But what of us, the researchers and emulators of 2002-3? The paper pushers of the 1860's had the urgency of war to motivate and provide them with the constant drive. To-day, we have cut-and-paste and when we have to convert hard text into cyber text, the hard part, i.e. composing the thoughts, is already done for us.
A lot of folks read this site daily or at least on a weekly basis. We know this by the number of hits we sustain. What can we do, that more information might be funnelled into our research and living history site. Would establishing committees create such a benefit?
There are only a handful of us crazies who take this stuff as our avocation. Even the majority of the signal re-enactors may, in fact, show up at their campaigning events having never cracked a signal-related history book or even scanned this site to see what others are doing. I'm sad to say that for some, this may be perpetual, but habits can be changed either from the top down or from the bottom up.
So I guess I'd like to ask,(and I'm also asking you lurkers...please consider asking how you can contribute),how can we best act in unison and for the good of our common interest?
What sort of things would we all like to accomplish collectively as members of the Signal Corps Association and of its re-enactors' division? In what way do we want to influence the telling (and emulating) of the historical story?
Would you like to see scholarly seminars conducted like Ray Wemple previously suggested in past posts? How about camps of instruction as Chuck Lee has taken on? Is there a monument dedicated to 1860's military telecommunication pioneers waiting to be erected such as the one SCA Associate Stephen Siemsen successfully spearheaded and eventually had installed on the plains of Manassas, Virginia? What about a comulation of final resting places of our 1860-'s communication pioneers?
I truly appreciated the post by Jenifer that got a few of us going again on this line of thought.

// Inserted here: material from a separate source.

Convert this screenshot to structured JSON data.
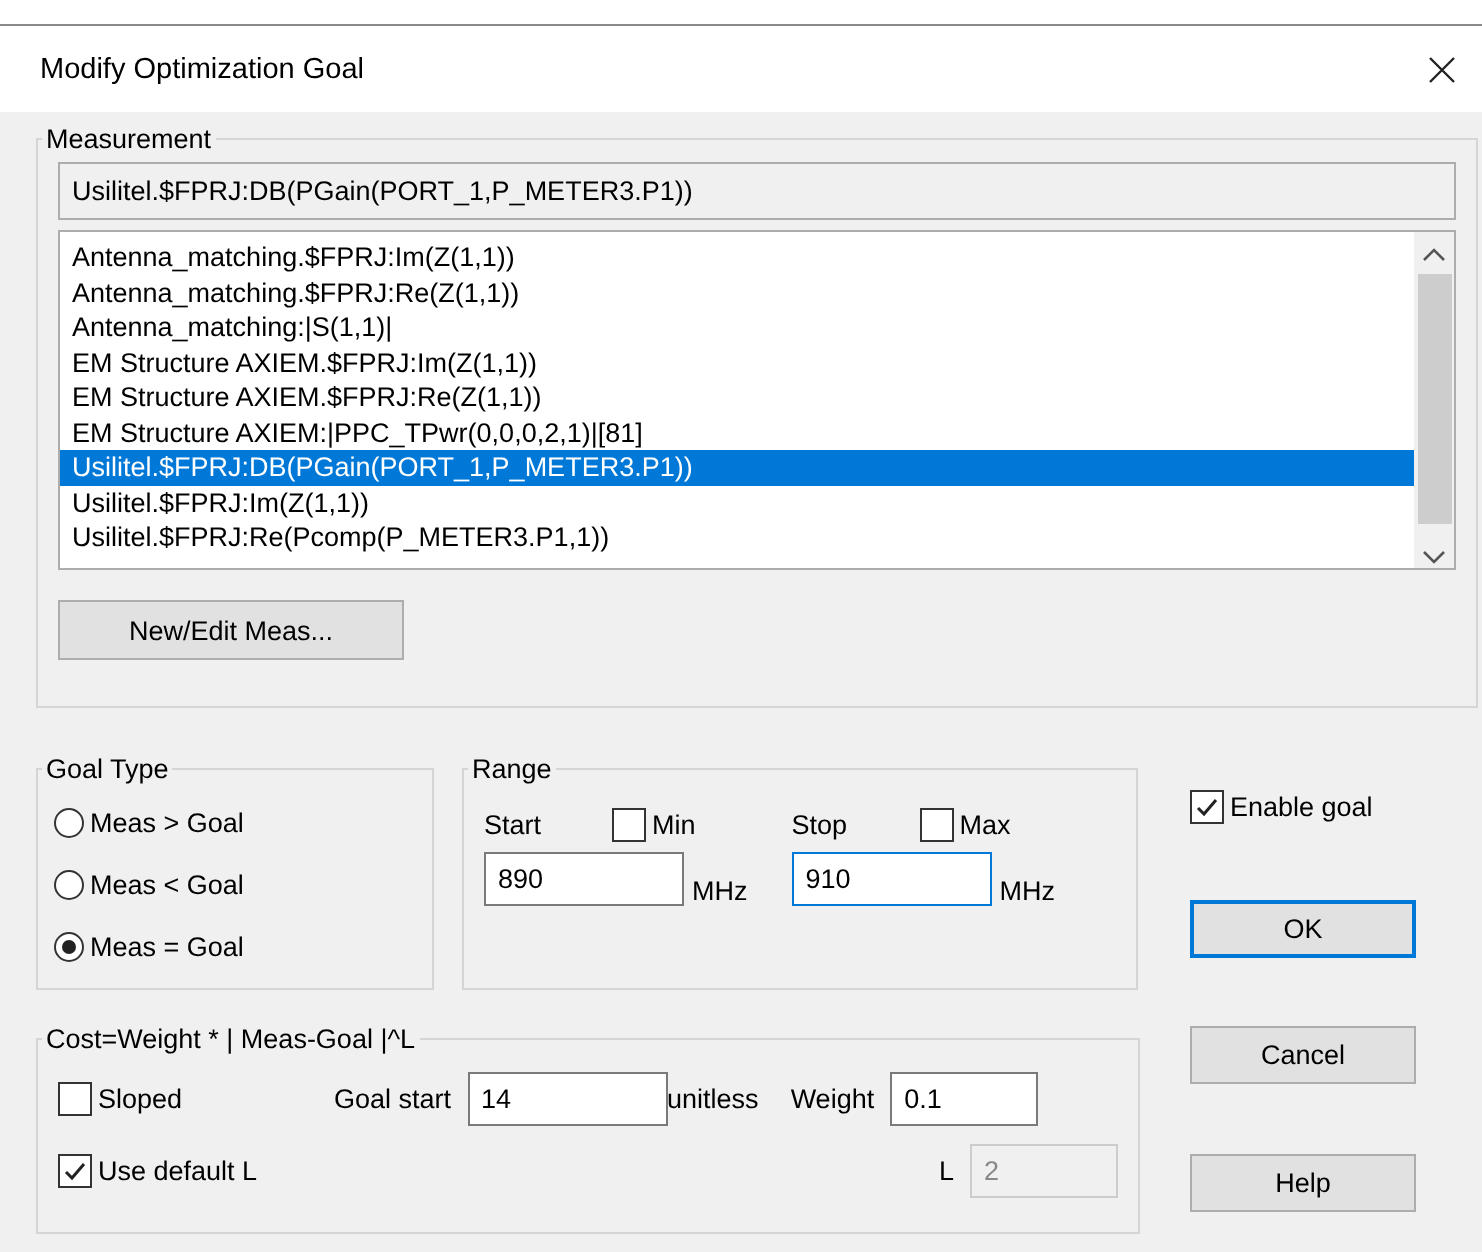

Research can sometimes be likened to a fishing expedition. Some days the catch is good while not so at other times. For some fishermen, catching is done by mere happenstance. Not so for others. Why do you think serious fishermen like having sonar fish detectors on board their vessels? Should SCA/SCARD recruit our own "sonar" in the form of researchers, collators, and indexers? This is really doable, you know. It's as easy as cut-and-pasting, collating, cross-referencing, and posting. And with this latest round of Cyber Scouting Reports the challenge is once again on the table for discussion. Will you join in?
Signal Corps Association/Re-enactors' Division SCA/SCARD